Last Updated on 30th January 2024 by max2021
White asbestos, or chrysotile asbestos as it’s more commonly known, is one of the most widely used types of asbestos in the world.
Chrysotile Asbestos has always been the main type of asbestos mined.
In 1979, which was its peak year of production, chrysotile comprised more than 90% of all asbestos mined.
It is derived from serpentine rocks and was used in a lot of common building materials, textiles, and other materials.
Chrysotile asbestos-containing products include:-
Chrysotile fibres are white in colour, with a flexible and curly texture.
Chrysotile fibres are known for being very strong and flexible, which is why they were used for hundreds of years, by being spun into thread and woven into cloth.
They are also very heat resistant and have excellent thermal, electrical and acoustic properties.
It is these properties which made the use of chrysotile (white asbestos) so popular in the manufacture of textiles and building materials.
Although the most common use of white asbestos was in corrugated asbestos cement roofing which was used mainly for outbuildings, warehouses and garages.
It may also be found in sheets or panels used for internal ceilings and was sometimes used for walls and floors.
Naturally occurring deposits of chrysotile are often accompanied by trace amounts of amphibole types of asbestos, which increase its toxicity.
The import and use of chrysotile were banned in the UK in 1999.
Although not as dangerous as other forms of asbestos, Chrysotile (white asbestos) is classed as a carcinogen and therefore it is dangerous and there is a serious risk of developing a life-threatening illness.
Therefore, people should treat chrysotile asbestos with the same level of concern as with other forms of asbestos.
However, if left undisturbed and undamaged, then it is perfectly safe to leave in situ.
Asbestos only becomes dangerous when it is exposed or damaged, as that’s when the harmful fibres become released into the atmosphere and can be inhaled into the lungs.
Some organisations still insist that white asbestos (chrysotile) isn’t dangerous to human health at all.
However, we would say, along with many other experts, that ALL forms of asbestos are dangerous and hazardous to health, and as such, asbestos should be banned in all countries.

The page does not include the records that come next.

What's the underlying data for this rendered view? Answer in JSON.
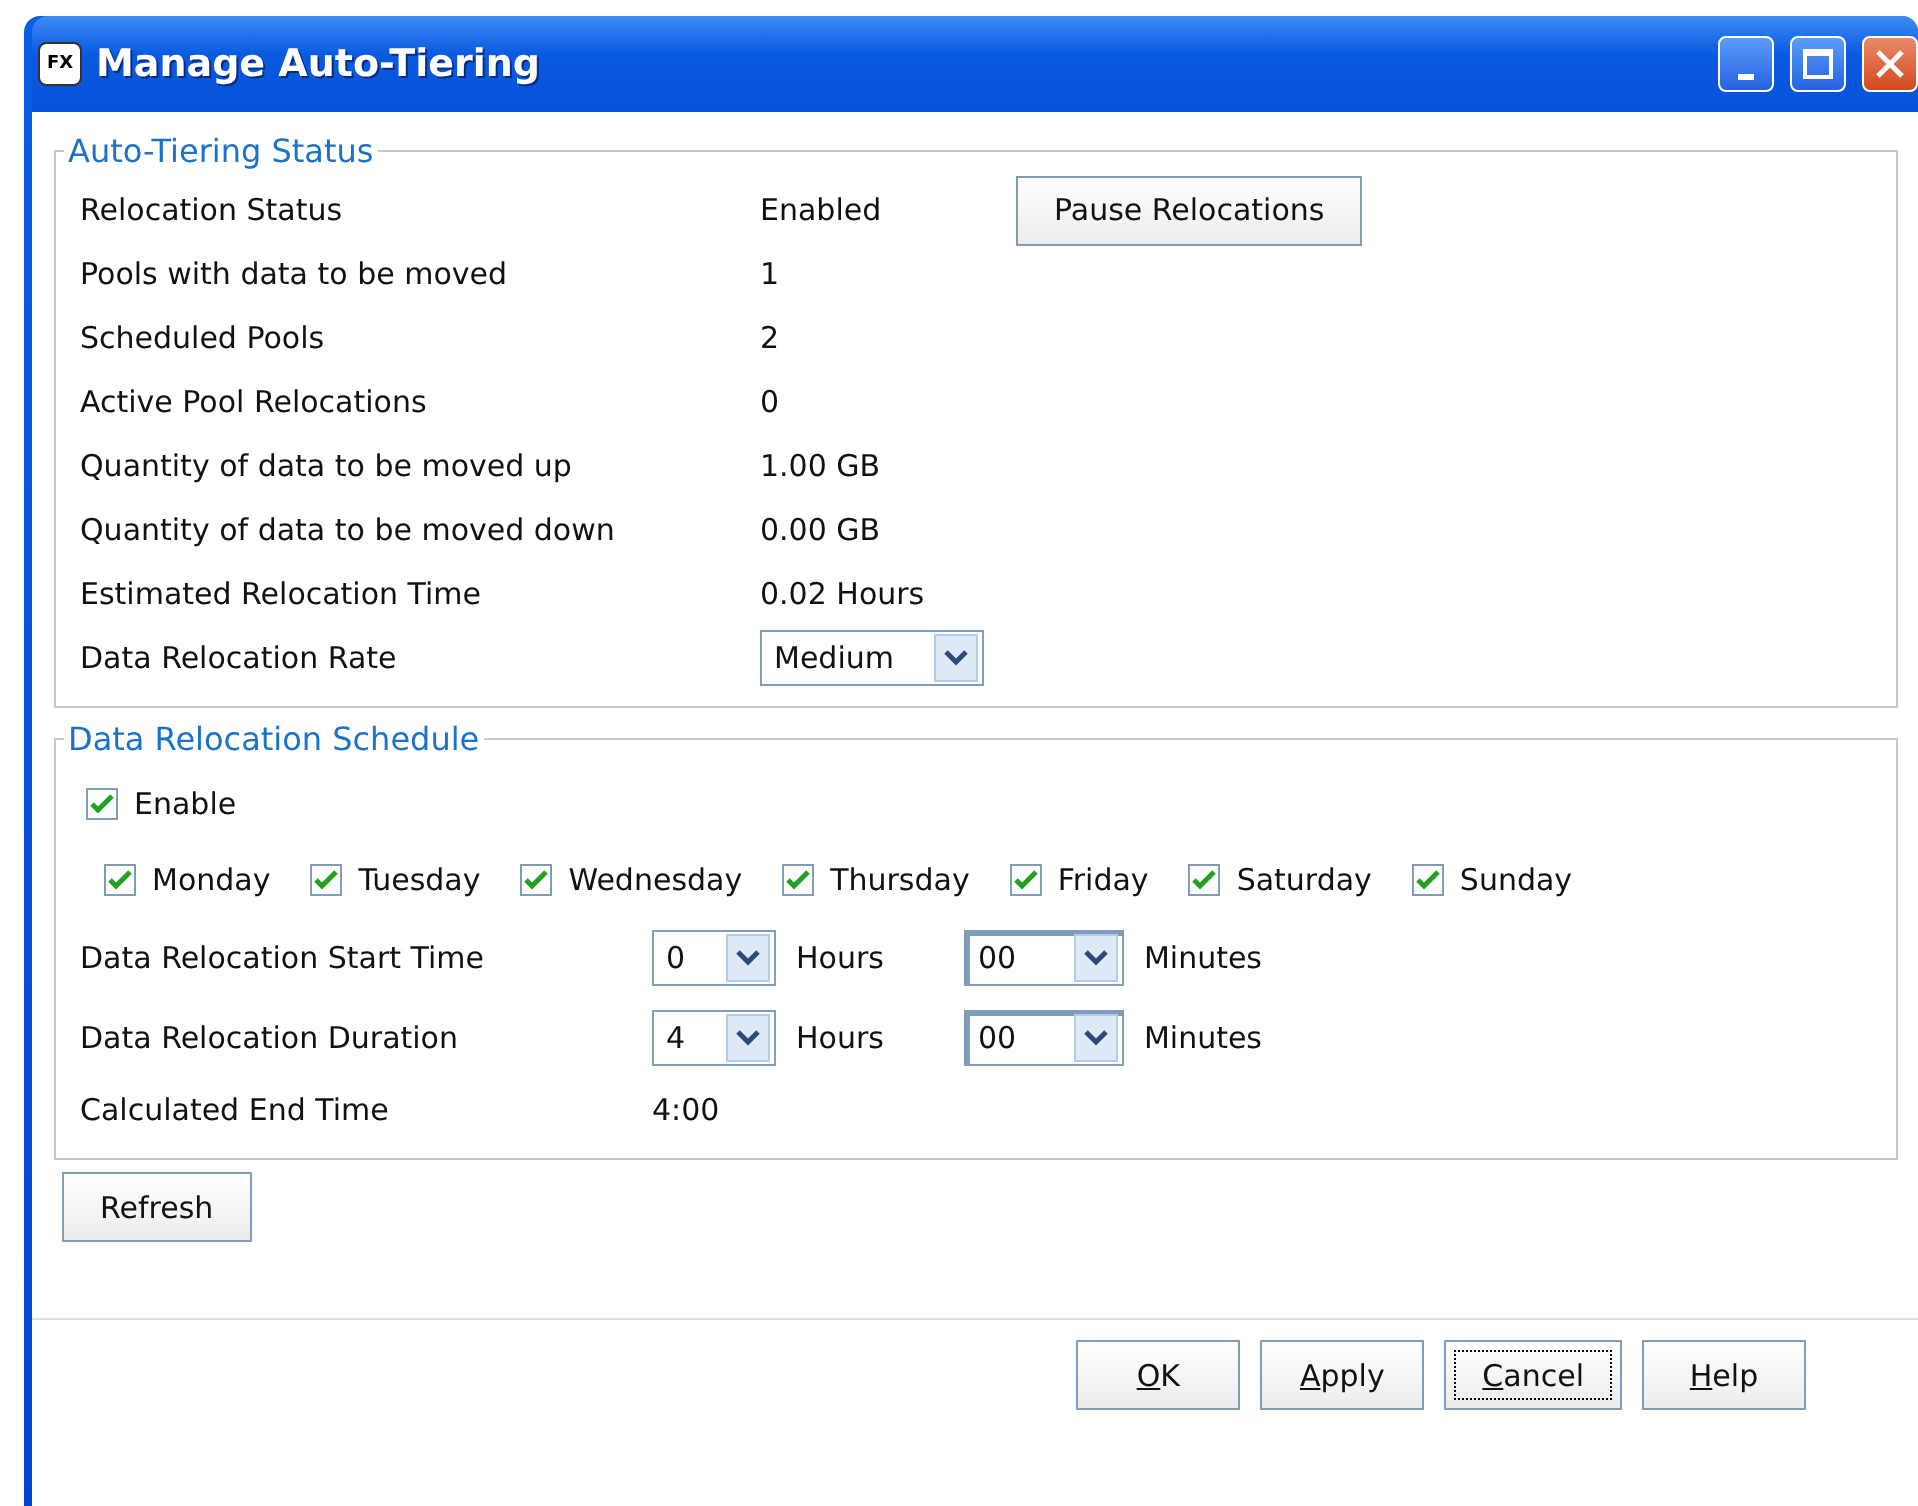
{
  "window": {
    "title": "Manage Auto-Tiering",
    "app_badge": "FX"
  },
  "status": {
    "title": "Auto-Tiering Status",
    "rows": [
      {
        "label": "Relocation Status",
        "value": "Enabled",
        "kind": "text",
        "button": "Pause Relocations"
      },
      {
        "label": "Pools with data to be moved",
        "value": "1",
        "kind": "text"
      },
      {
        "label": "Scheduled Pools",
        "value": "2",
        "kind": "text"
      },
      {
        "label": "Active Pool Relocations",
        "value": "0",
        "kind": "text"
      },
      {
        "label": "Quantity of data to be moved up",
        "value": "1.00 GB",
        "kind": "text"
      },
      {
        "label": "Quantity of data to be moved down",
        "value": "0.00 GB",
        "kind": "text"
      },
      {
        "label": "Estimated Relocation Time",
        "value": "0.02 Hours",
        "kind": "text"
      },
      {
        "label": "Data Relocation Rate",
        "value": "Medium",
        "kind": "select"
      }
    ]
  },
  "schedule": {
    "title": "Data Relocation Schedule",
    "enable": {
      "label": "Enable",
      "checked": true
    },
    "days": [
      {
        "label": "Monday",
        "checked": true
      },
      {
        "label": "Tuesday",
        "checked": true
      },
      {
        "label": "Wednesday",
        "checked": true
      },
      {
        "label": "Thursday",
        "checked": true
      },
      {
        "label": "Friday",
        "checked": true
      },
      {
        "label": "Saturday",
        "checked": true
      },
      {
        "label": "Sunday",
        "checked": true
      }
    ],
    "times": [
      {
        "label": "Data Relocation Start Time",
        "hours": "0",
        "hours_unit": "Hours",
        "minutes": "00",
        "minutes_unit": "Minutes"
      },
      {
        "label": "Data Relocation Duration",
        "hours": "4",
        "hours_unit": "Hours",
        "minutes": "00",
        "minutes_unit": "Minutes"
      }
    ],
    "end": {
      "label": "Calculated End Time",
      "value": "4:00"
    }
  },
  "refresh": "Refresh",
  "buttons": [
    {
      "label": "OK",
      "focused": false
    },
    {
      "label": "Apply",
      "focused": false
    },
    {
      "label": "Cancel",
      "focused": true
    },
    {
      "label": "Help",
      "focused": false
    }
  ]
}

Because it is the most widely used type of asbestos commercially, chrysotile accounts for the majority of cases of mesothelioma and other asbestos-related diseases including cancer of the lung, cancer of the larynx and ovary and asbestosis.

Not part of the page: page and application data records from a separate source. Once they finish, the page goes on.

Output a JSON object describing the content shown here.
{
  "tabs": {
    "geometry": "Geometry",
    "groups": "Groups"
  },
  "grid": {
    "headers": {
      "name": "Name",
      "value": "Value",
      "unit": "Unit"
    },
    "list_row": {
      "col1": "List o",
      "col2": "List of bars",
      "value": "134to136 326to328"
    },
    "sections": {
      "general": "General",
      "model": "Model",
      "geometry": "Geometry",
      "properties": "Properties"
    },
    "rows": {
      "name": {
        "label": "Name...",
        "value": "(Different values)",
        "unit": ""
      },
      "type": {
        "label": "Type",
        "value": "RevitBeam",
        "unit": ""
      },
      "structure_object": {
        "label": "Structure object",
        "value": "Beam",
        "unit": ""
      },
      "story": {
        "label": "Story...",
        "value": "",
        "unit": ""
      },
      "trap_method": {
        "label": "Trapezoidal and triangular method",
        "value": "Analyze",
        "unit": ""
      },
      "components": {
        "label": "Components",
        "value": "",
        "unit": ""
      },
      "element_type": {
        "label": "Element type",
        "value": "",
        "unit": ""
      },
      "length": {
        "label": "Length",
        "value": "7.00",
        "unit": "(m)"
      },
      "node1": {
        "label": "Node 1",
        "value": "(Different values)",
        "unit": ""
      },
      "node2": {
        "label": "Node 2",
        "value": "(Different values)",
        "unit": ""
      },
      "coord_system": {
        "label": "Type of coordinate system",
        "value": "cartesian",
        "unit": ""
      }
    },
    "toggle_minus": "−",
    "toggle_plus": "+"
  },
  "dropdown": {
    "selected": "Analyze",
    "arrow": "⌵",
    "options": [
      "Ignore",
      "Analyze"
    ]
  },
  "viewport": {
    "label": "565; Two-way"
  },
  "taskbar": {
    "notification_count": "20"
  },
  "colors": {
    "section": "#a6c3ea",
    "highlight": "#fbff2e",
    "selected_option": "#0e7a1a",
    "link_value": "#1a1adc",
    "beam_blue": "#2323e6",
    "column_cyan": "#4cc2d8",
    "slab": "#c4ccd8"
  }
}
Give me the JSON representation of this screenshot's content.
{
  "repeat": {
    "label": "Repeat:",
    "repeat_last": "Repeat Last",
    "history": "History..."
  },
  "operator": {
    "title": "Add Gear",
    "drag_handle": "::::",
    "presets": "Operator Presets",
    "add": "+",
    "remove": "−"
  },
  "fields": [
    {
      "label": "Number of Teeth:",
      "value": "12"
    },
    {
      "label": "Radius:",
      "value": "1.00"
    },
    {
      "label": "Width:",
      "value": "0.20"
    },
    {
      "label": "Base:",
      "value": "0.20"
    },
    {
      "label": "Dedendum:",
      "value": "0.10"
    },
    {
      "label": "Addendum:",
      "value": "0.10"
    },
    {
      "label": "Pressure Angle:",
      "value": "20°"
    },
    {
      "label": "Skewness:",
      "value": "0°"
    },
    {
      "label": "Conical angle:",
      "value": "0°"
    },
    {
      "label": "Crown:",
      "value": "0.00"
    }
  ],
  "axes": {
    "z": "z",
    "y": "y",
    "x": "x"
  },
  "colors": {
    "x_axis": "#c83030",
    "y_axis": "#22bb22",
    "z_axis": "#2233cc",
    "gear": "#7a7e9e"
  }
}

Although mesothelioma is still classed as a rare disease, the number of cases is on the increase.
Although all forms of asbestos are dangerous, some are more harmful to health than others.
All types of asbestos can cause cancer such as asbestosis, malignant mesothelioma, lung cancer, ovarian cancer, laryngeal cancer and other serious diseases.
The UK Health Protection Agency claim that amphibole varieties of asbestos are the most dangerous forms of asbestos.
Amphibole asbestos has needle-shaped fibres and includes amosite (brown asbestos) and crocidolite (blue asbestos).
Studies have shown that it takes much less exposure to amphibole asbestos to cause cancer.
It is estimated that around 30,000 people worldwide will have been diagnosed with mesothelioma cancer by the end of 2019.
The latest figures show that in 2018 the number of deaths worldwide from mesothelioma was 18,332 deaths in men and there were 7,244 deaths in women. The total number of deaths was 25,576.
Those figures are just for mesothelioma deaths alone…..
Collectively, the World Health Organization estimates that 107,000 people die every year across the world from asbestos-related diseases such as mesothelioma, asbestosis and asbestos lung cancer.
In the UK alone, the Health and Safety Executive estimates the total number of asbestos-related deaths to be around 5,000 deaths per year.
All forms of asbestos including white asbestos have been banned from being imported and used within manufacturing in more than 55 countries around the world.
This includes Japan, Australia and all countries in the European Union.
Iceland was the first to ban asbestos imports due to health concerns in 1983, and Sweden soon followed suit.
Germany banned asbestos in 1992 and the UK eventually banned asbestos in 1999.
However, it continues to be used around the world, particularly in Asia and Russia, and in small amounts in the US.
Although asbestos has not been banned in the US, consumption did decrease from 668, 000 tonnes in 1970 to 359, 000 tonnes in 1980, 32, 000 tonnes in 1990, 11, 000 tonnes in 2000 and 10,000 tonnes in 2010.
Duty holders and employers have a legal responsibility to manage asbestos in their properties, carrying out an asbestos survey in their buildings so as not to put employees at risk.
Whether you need an asbestos management survey or a refurbishment/ demolition survey, contact us at 0161 763 3727 or by visiting https://www.armco.org.uk/
Finally, for all your asbestos training needs call 0161 761 4424 or visit https://www.armcoasbestostraining.co.uk/to book an asbestos awareness training course.
Published Apr 03, 2019